Every day I am contacted by people in virtually every part of the world to help a specific animal in need; to kick-start a campaign to protect dolphins or to support an ongoing initiative to improve the lives of dolphins, both captive and wild. And although I cannot be everywhere at every time, I do travel 12 months of the year, lending support and expertise whenever—and however—possible.
Each and every request I receive for assistance is taken very seriously, but is only achievable with your help. We are completely funded by you. And each time you donate to Ric O’Barry’s Dolphin Project, know that you are aiding the longest-running, most active, anti-captivity dolphin welfare organization in the world.
We know you share our mission and support direct action, so please… become an Animal Hero for dolphins with your monthly gift today!
For the Dolphins, Always,
Founder/Director of Dolphin Project
The Organization has applied for federal tax exemption as a 501(c)(3) public charity and if this designation is granted, then the full amount of your contribution will be deductible for federal income tax purposes.
- 2016: What A Year It Was! - December 15, 2016
- Dolphin Sabbatical Project: A Social Experiment for Captive Dolphins - June 17, 2016
- Statement on Morgan by Ric O’Barry - June 9, 2016
- Op Ed: Is it Okay to Go Back to SeaWorld? - March 31, 2016
- Addressing the Confusion about Angel - March 26, 2016
- Exclusive: Message from Ric O’Barry - February 8, 2016
- What Will 2016 Hold For Dolphins? - December 15, 2015

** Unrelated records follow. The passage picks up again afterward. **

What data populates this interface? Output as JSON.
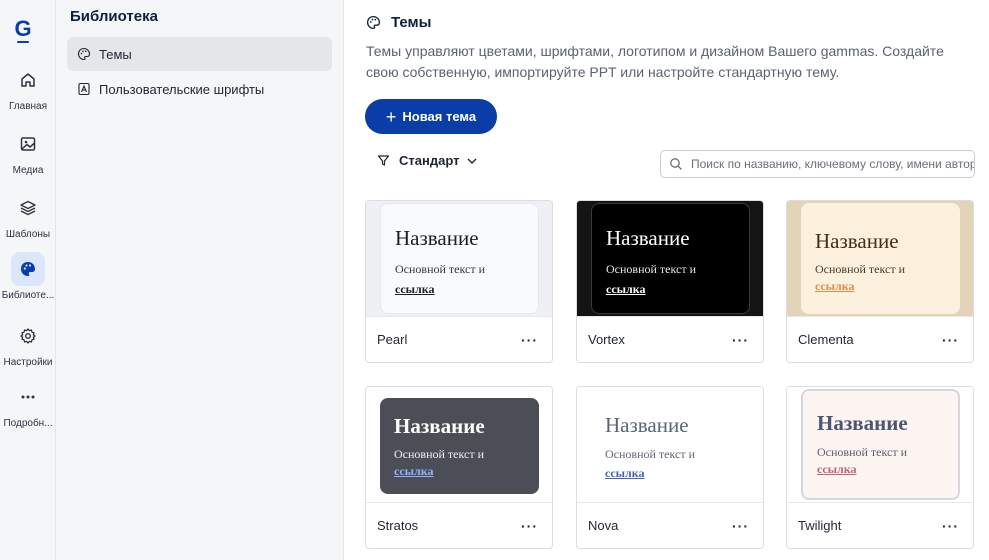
{
  "rail": {
    "items": [
      {
        "label": "Главная",
        "icon": "home-icon"
      },
      {
        "label": "Медиа",
        "icon": "image-icon"
      },
      {
        "label": "Шаблоны",
        "icon": "layers-icon"
      },
      {
        "label": "Библиоте...",
        "icon": "palette-icon",
        "active": true
      },
      {
        "label": "Настройки",
        "icon": "gear-icon"
      },
      {
        "label": "Подробн...",
        "icon": "more-icon"
      }
    ]
  },
  "library": {
    "title": "Библиотека",
    "items": [
      {
        "label": "Темы",
        "icon": "palette-icon",
        "active": true
      },
      {
        "label": "Пользовательские шрифты",
        "icon": "font-icon"
      }
    ]
  },
  "main": {
    "title": "Темы",
    "description": "Темы управляют цветами, шрифтами, логотипом и дизайном Вашего gammas. Создайте свою собственную, импортируйте PPT или настройте стандартную тему.",
    "new_button": "Новая тема",
    "filter_label": "Стандарт",
    "search_placeholder": "Поиск по названию, ключевому слову, имени автора",
    "more_label": "···",
    "themes": [
      {
        "name": "Pearl",
        "title": "Название",
        "body": "Основной текст и",
        "link": "ссылка"
      },
      {
        "name": "Vortex",
        "title": "Название",
        "body": "Основной текст и",
        "link": "ссылка"
      },
      {
        "name": "Clementa",
        "title": "Название",
        "body": "Основной текст и",
        "link": "ссылка"
      },
      {
        "name": "Stratos",
        "title": "Название",
        "body": "Основной текст и",
        "link": "ссылка"
      },
      {
        "name": "Nova",
        "title": "Название",
        "body": "Основной текст и",
        "link": "ссылка"
      },
      {
        "name": "Twilight",
        "title": "Название",
        "body": "Основной текст и",
        "link": "ссылка"
      }
    ]
  },
  "colors": {
    "accent": "#0a3da8",
    "active_rail": "#dbe6fb",
    "panel_bg": "#f5f6f8"
  }
}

- The Finland Four - November 28, 2015
- Sale of Mercury-Laden Dolphin Meat Continues Despite Dangers - November 23, 2015
- Jailhouse Crock: Update from Taiji - October 7, 2015

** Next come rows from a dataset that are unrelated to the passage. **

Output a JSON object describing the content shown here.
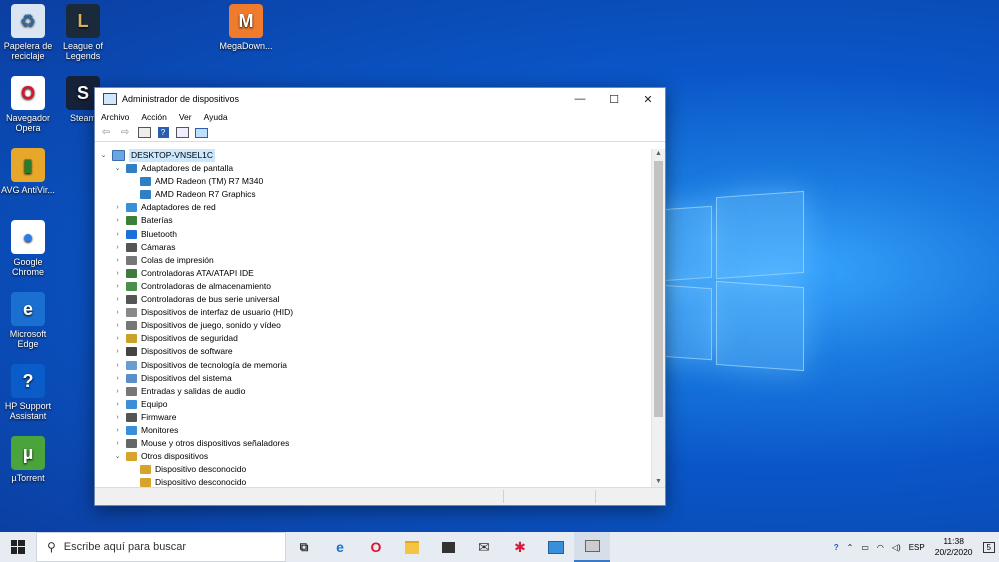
{
  "desktop": {
    "icons": [
      {
        "label": "Papelera de reciclaje",
        "glyph": "♻",
        "bg": "#d9e6f2",
        "fg": "#2d6aa5"
      },
      {
        "label": "League of Legends",
        "glyph": "L",
        "bg": "#1b2a3a",
        "fg": "#d4b25e"
      },
      {
        "label": "MegaDown...",
        "glyph": "M",
        "bg": "#f07b2c",
        "fg": "#ffffff"
      },
      {
        "label": "Navegador Opera",
        "glyph": "O",
        "bg": "#ffffff",
        "fg": "#e0112d"
      },
      {
        "label": "Steam",
        "glyph": "S",
        "bg": "#16213a",
        "fg": "#ffffff"
      },
      {
        "label": "AVG AntiVir...",
        "glyph": "▮",
        "bg": "#e7a72b",
        "fg": "#2c7a2c"
      },
      {
        "label": "Google Chrome",
        "glyph": "●",
        "bg": "#ffffff",
        "fg": "#2b7de9"
      },
      {
        "label": "Microsoft Edge",
        "glyph": "e",
        "bg": "#1a6fd1",
        "fg": "#ffffff"
      },
      {
        "label": "HP Support Assistant",
        "glyph": "?",
        "bg": "#0a5cc8",
        "fg": "#ffffff"
      },
      {
        "label": "µTorrent",
        "glyph": "µ",
        "bg": "#4ba33b",
        "fg": "#ffffff"
      }
    ]
  },
  "window": {
    "title": "Administrador de dispositivos",
    "controls": {
      "minimize": "—",
      "maximize": "☐",
      "close": "✕"
    },
    "menu": [
      "Archivo",
      "Acción",
      "Ver",
      "Ayuda"
    ],
    "toolbar_icons": [
      "back-icon",
      "forward-icon",
      "properties-icon",
      "help-icon",
      "view-icon",
      "monitor-icon"
    ],
    "tree": {
      "root": "DESKTOP-VNSEL1C",
      "items": [
        {
          "label": "Adaptadores de pantalla",
          "level": 1,
          "expanded": true,
          "color": "#2f7fc4"
        },
        {
          "label": "AMD Radeon (TM) R7 M340",
          "level": 2,
          "color": "#2f7fc4"
        },
        {
          "label": "AMD Radeon R7 Graphics",
          "level": 2,
          "color": "#2f7fc4"
        },
        {
          "label": "Adaptadores de red",
          "level": 1,
          "color": "#3a8fd8"
        },
        {
          "label": "Baterías",
          "level": 1,
          "color": "#3b7f3b"
        },
        {
          "label": "Bluetooth",
          "level": 1,
          "color": "#1e6fd9"
        },
        {
          "label": "Cámaras",
          "level": 1,
          "color": "#555555"
        },
        {
          "label": "Colas de impresión",
          "level": 1,
          "color": "#777777"
        },
        {
          "label": "Controladoras ATA/ATAPI IDE",
          "level": 1,
          "color": "#3f7a3f"
        },
        {
          "label": "Controladoras de almacenamiento",
          "level": 1,
          "color": "#4c8f4c"
        },
        {
          "label": "Controladoras de bus serie universal",
          "level": 1,
          "color": "#555555"
        },
        {
          "label": "Dispositivos de interfaz de usuario (HID)",
          "level": 1,
          "color": "#888888"
        },
        {
          "label": "Dispositivos de juego, sonido y vídeo",
          "level": 1,
          "color": "#777777"
        },
        {
          "label": "Dispositivos de seguridad",
          "level": 1,
          "color": "#c9a227"
        },
        {
          "label": "Dispositivos de software",
          "level": 1,
          "color": "#444444"
        },
        {
          "label": "Dispositivos de tecnología de memoria",
          "level": 1,
          "color": "#6a9bd1"
        },
        {
          "label": "Dispositivos del sistema",
          "level": 1,
          "color": "#5b8fc9"
        },
        {
          "label": "Entradas y salidas de audio",
          "level": 1,
          "color": "#777777"
        },
        {
          "label": "Equipo",
          "level": 1,
          "color": "#3a8fd8"
        },
        {
          "label": "Firmware",
          "level": 1,
          "color": "#555555"
        },
        {
          "label": "Monitores",
          "level": 1,
          "color": "#3a8fd8"
        },
        {
          "label": "Mouse y otros dispositivos señaladores",
          "level": 1,
          "color": "#666666"
        },
        {
          "label": "Otros dispositivos",
          "level": 1,
          "expanded": true,
          "color": "#d8a32a"
        },
        {
          "label": "Dispositivo desconocido",
          "level": 2,
          "color": "#d8a32a"
        },
        {
          "label": "Dispositivo desconocido",
          "level": 2,
          "color": "#d8a32a"
        }
      ]
    }
  },
  "taskbar": {
    "search_placeholder": "Escribe aquí para buscar",
    "apps": [
      "task-view-icon",
      "edge-icon",
      "opera-icon",
      "file-explorer-icon",
      "store-icon",
      "mail-icon",
      "game-icon",
      "remote-desktop-icon",
      "device-manager-icon"
    ],
    "language": "ESP",
    "time": "11:38",
    "date": "20/2/2020",
    "notifications": "5"
  }
}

Ric O’Barry, Dolphin Project Founder & Director has worked on both sides of the captive dolphin issue, making him an invaluable asset in the efforts to end exploitation. He worked for 10 years within the dolphin captivity industry, and has spent the past 40 working against it.
In the 1960s, O’Barry was employed by the Miami Seaquarium, where he captured and trained dolphins, including the five dolphins who played the role of Flipper in the popular American TV-series of the same name. He also trained Hugo, the first orca kept in captivity east of the Mississippi. When Kathy, the dolphin who played Flipper most of the time, died in his arms, O’Barry realized that capturing dolphins and training them to perform silly tricks is simply wrong.
From that moment on, O’Barry knew what he must do with his life. On the first Earth Day, 1970, he launched a searing campaign against the multi-billion dollar dolphin captivity industry and has been going at it ever since.
Over the past 40 years, Ric O’Barry has rescued and rehabilitated dolphins in many countries around the world, including Haiti, Colombia, Guatemala, Nicaragua, Brazil, the Bahamas Islands and the United States. He is a leading voice in the fight to end brutal dolphin hunts in Japan, the Solomon Islands, the Faroe Islands, and wherever else they occur.
O’Barry has been recognized by many national and international entities for his dedicated efforts, such as being voted Huffington Post’s 2010 Most Influential Green Game Changer, and being listed on O Magazine’s 2010 Power List – Men We Admire for his “Power of Passion.” O’Barry received an Environmental Achievement Award, presented by the United States Committee for the United Nations Environmental Program. He has done countless interviews with such prestigious news programs as Larry King Live, Anderson Cooper 360, the Mike Huckabee Show, and the Oprah Winfrey Show.
His book Behind the Dolphin Smile was published in 1989; a second book, To Free A Dolphin was published in September 2000. Both of them are about his work and dedication. He is the star of the Academy Award-winning documentary The Cove and the Animal Planet television series Blood Dolphin$.